◆ TASK TO CARRY OUT
From the entries below, return every line that includes the word "your".

#### RECORD EXTRACTS ####

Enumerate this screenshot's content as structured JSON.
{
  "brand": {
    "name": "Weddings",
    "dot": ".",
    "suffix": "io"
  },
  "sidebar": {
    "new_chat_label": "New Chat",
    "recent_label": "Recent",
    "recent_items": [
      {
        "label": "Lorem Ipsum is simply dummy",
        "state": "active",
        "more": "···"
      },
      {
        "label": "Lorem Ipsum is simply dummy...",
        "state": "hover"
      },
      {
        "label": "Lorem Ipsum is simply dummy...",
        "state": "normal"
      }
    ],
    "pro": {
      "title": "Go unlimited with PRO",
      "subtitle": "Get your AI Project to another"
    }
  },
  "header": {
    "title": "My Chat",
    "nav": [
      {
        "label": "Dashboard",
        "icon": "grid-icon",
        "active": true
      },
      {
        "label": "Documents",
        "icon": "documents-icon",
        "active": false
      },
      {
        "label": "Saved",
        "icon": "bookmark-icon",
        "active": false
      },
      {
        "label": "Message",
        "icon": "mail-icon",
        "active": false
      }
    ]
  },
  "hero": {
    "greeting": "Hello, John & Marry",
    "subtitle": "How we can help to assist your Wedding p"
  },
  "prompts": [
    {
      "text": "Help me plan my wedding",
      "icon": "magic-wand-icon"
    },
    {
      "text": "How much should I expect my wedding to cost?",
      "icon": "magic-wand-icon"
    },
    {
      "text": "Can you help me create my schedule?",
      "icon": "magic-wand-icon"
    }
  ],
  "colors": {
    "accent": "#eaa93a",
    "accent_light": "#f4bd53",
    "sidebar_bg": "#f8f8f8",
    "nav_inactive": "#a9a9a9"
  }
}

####

◆ ANSWER TO THE EXERCISE
      "subtitle": "Get your AI Project to another"
    "subtitle": "How we can help to assist your Wedding p"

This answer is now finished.